And until the Texans figure out who their top pass-catching option is, expect the short-area passing game to be heavily featured. Those types of game plans can (and will) benefit the running backs.

Wheels up for Dameon Pierce in 2023!

Be sure you’re following Josh Hudson on Twitter. You can also find more of his Club Fantasy work here!

A Look Inside the Houston Texans

Editor’s Note: We don’t want to leave you hanging on the rest of the team. While Josh focused on Dameon Pierce in fantasy football, here is a quick look at the other fantasy-relevant Texans by Ryan Weisse.

CJ Stroud

A bad team in transition and a severe lack of weapons should make for a rough rookie year for Stroud. In single-QB leagues, you’re better off avoiding him in your drafts.

Devin Singletary

If their time in San Francisco is any indication, this new coaching staff will use multiple RBs. Pierce should be the RB1, but Singletary proved he could be a fantasy asset last season in Buffalo. It remains to be seen if Houston can be as effective a run-blocking team as San Fran on Buffalo, but if you can land Singletary cheap, he could have some value.

Robert Woods

There is no delicate way to put this: Bobby Trees was BAD last year. Playing in all 17 games, he still finished as the WR57. Yes, the Titans and Ryan Tannehill were a big part of the problem, but there is no guarantee the Texans are better, at least not in Year 1. So Woods has WR3 upside but WR6 downside.

John Metchie

A preseason cancer diagnosis cut his rookie year short, but Metchie seems on track to return this year.
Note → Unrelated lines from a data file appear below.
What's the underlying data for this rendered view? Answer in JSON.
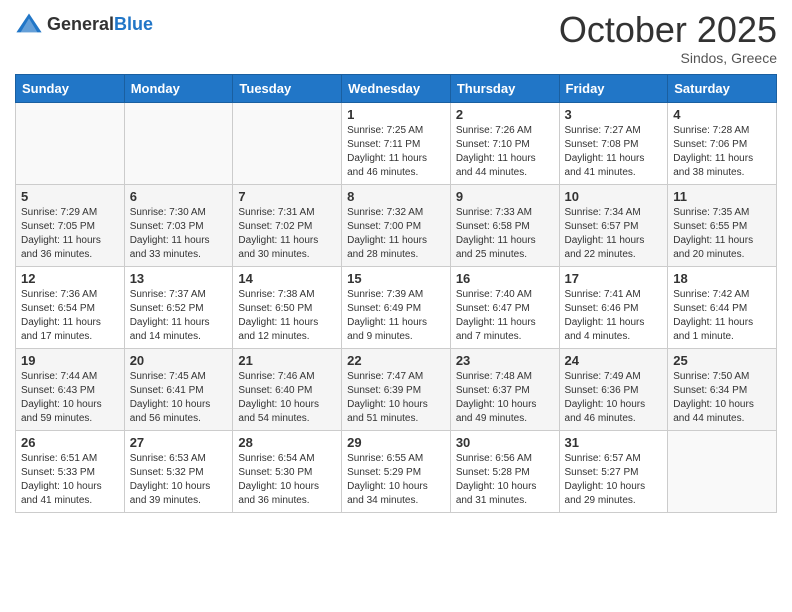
{
  "header": {
    "logo_general": "General",
    "logo_blue": "Blue",
    "month_title": "October 2025",
    "subtitle": "Sindos, Greece"
  },
  "days_of_week": [
    "Sunday",
    "Monday",
    "Tuesday",
    "Wednesday",
    "Thursday",
    "Friday",
    "Saturday"
  ],
  "weeks": [
    [
      {
        "day": "",
        "info": ""
      },
      {
        "day": "",
        "info": ""
      },
      {
        "day": "",
        "info": ""
      },
      {
        "day": "1",
        "info": "Sunrise: 7:25 AM\nSunset: 7:11 PM\nDaylight: 11 hours and 46 minutes."
      },
      {
        "day": "2",
        "info": "Sunrise: 7:26 AM\nSunset: 7:10 PM\nDaylight: 11 hours and 44 minutes."
      },
      {
        "day": "3",
        "info": "Sunrise: 7:27 AM\nSunset: 7:08 PM\nDaylight: 11 hours and 41 minutes."
      },
      {
        "day": "4",
        "info": "Sunrise: 7:28 AM\nSunset: 7:06 PM\nDaylight: 11 hours and 38 minutes."
      }
    ],
    [
      {
        "day": "5",
        "info": "Sunrise: 7:29 AM\nSunset: 7:05 PM\nDaylight: 11 hours and 36 minutes."
      },
      {
        "day": "6",
        "info": "Sunrise: 7:30 AM\nSunset: 7:03 PM\nDaylight: 11 hours and 33 minutes."
      },
      {
        "day": "7",
        "info": "Sunrise: 7:31 AM\nSunset: 7:02 PM\nDaylight: 11 hours and 30 minutes."
      },
      {
        "day": "8",
        "info": "Sunrise: 7:32 AM\nSunset: 7:00 PM\nDaylight: 11 hours and 28 minutes."
      },
      {
        "day": "9",
        "info": "Sunrise: 7:33 AM\nSunset: 6:58 PM\nDaylight: 11 hours and 25 minutes."
      },
      {
        "day": "10",
        "info": "Sunrise: 7:34 AM\nSunset: 6:57 PM\nDaylight: 11 hours and 22 minutes."
      },
      {
        "day": "11",
        "info": "Sunrise: 7:35 AM\nSunset: 6:55 PM\nDaylight: 11 hours and 20 minutes."
      }
    ],
    [
      {
        "day": "12",
        "info": "Sunrise: 7:36 AM\nSunset: 6:54 PM\nDaylight: 11 hours and 17 minutes."
      },
      {
        "day": "13",
        "info": "Sunrise: 7:37 AM\nSunset: 6:52 PM\nDaylight: 11 hours and 14 minutes."
      },
      {
        "day": "14",
        "info": "Sunrise: 7:38 AM\nSunset: 6:50 PM\nDaylight: 11 hours and 12 minutes."
      },
      {
        "day": "15",
        "info": "Sunrise: 7:39 AM\nSunset: 6:49 PM\nDaylight: 11 hours and 9 minutes."
      },
      {
        "day": "16",
        "info": "Sunrise: 7:40 AM\nSunset: 6:47 PM\nDaylight: 11 hours and 7 minutes."
      },
      {
        "day": "17",
        "info": "Sunrise: 7:41 AM\nSunset: 6:46 PM\nDaylight: 11 hours and 4 minutes."
      },
      {
        "day": "18",
        "info": "Sunrise: 7:42 AM\nSunset: 6:44 PM\nDaylight: 11 hours and 1 minute."
      }
    ],
    [
      {
        "day": "19",
        "info": "Sunrise: 7:44 AM\nSunset: 6:43 PM\nDaylight: 10 hours and 59 minutes."
      },
      {
        "day": "20",
        "info": "Sunrise: 7:45 AM\nSunset: 6:41 PM\nDaylight: 10 hours and 56 minutes."
      },
      {
        "day": "21",
        "info": "Sunrise: 7:46 AM\nSunset: 6:40 PM\nDaylight: 10 hours and 54 minutes."
      },
      {
        "day": "22",
        "info": "Sunrise: 7:47 AM\nSunset: 6:39 PM\nDaylight: 10 hours and 51 minutes."
      },
      {
        "day": "23",
        "info": "Sunrise: 7:48 AM\nSunset: 6:37 PM\nDaylight: 10 hours and 49 minutes."
      },
      {
        "day": "24",
        "info": "Sunrise: 7:49 AM\nSunset: 6:36 PM\nDaylight: 10 hours and 46 minutes."
      },
      {
        "day": "25",
        "info": "Sunrise: 7:50 AM\nSunset: 6:34 PM\nDaylight: 10 hours and 44 minutes."
      }
    ],
    [
      {
        "day": "26",
        "info": "Sunrise: 6:51 AM\nSunset: 5:33 PM\nDaylight: 10 hours and 41 minutes."
      },
      {
        "day": "27",
        "info": "Sunrise: 6:53 AM\nSunset: 5:32 PM\nDaylight: 10 hours and 39 minutes."
      },
      {
        "day": "28",
        "info": "Sunrise: 6:54 AM\nSunset: 5:30 PM\nDaylight: 10 hours and 36 minutes."
      },
      {
        "day": "29",
        "info": "Sunrise: 6:55 AM\nSunset: 5:29 PM\nDaylight: 10 hours and 34 minutes."
      },
      {
        "day": "30",
        "info": "Sunrise: 6:56 AM\nSunset: 5:28 PM\nDaylight: 10 hours and 31 minutes."
      },
      {
        "day": "31",
        "info": "Sunrise: 6:57 AM\nSunset: 5:27 PM\nDaylight: 10 hours and 29 minutes."
      },
      {
        "day": "",
        "info": ""
      }
    ]
  ]
}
With the addition of Tank Dell, he now has competition in the slot role, but the world will be rooting for Metchie. You’re probably not drafting him, but if he wins the starting job, he could be a fun waiver wire add later in the year.

Nathaniel Dell

The allure around the diminutive Dell is elite college stats and the fact that CJ Stroud personally wanted him drafted. At 5’10”, he’s not quite Tutu Atwell or Wan’Dale Robinson, but his 165 lbs frame is still a concern. It might take a year for him to adapt to the NFL, but he does have TD upside based on his college production. Unfortunately, he’s still not worth much more in redraft than your last pick as a lottery ticket.

Dalton Schultz

Schultz was productive the last two years in Dallas but enters a very different offense in Houston. While the overall volume should be down, and the touchdowns, Schultz could actually be the focal point of this offense. He was the TE10 last year on just 90 targets, and there is no good reason he can’t duplicate that production. He’s lost some of the upside he had in Dallas, but he is a solid late-round pick if you don’t want to pay up for TE.

We will be covering every team this offseason. So check back here often for all of our A Look Inside articles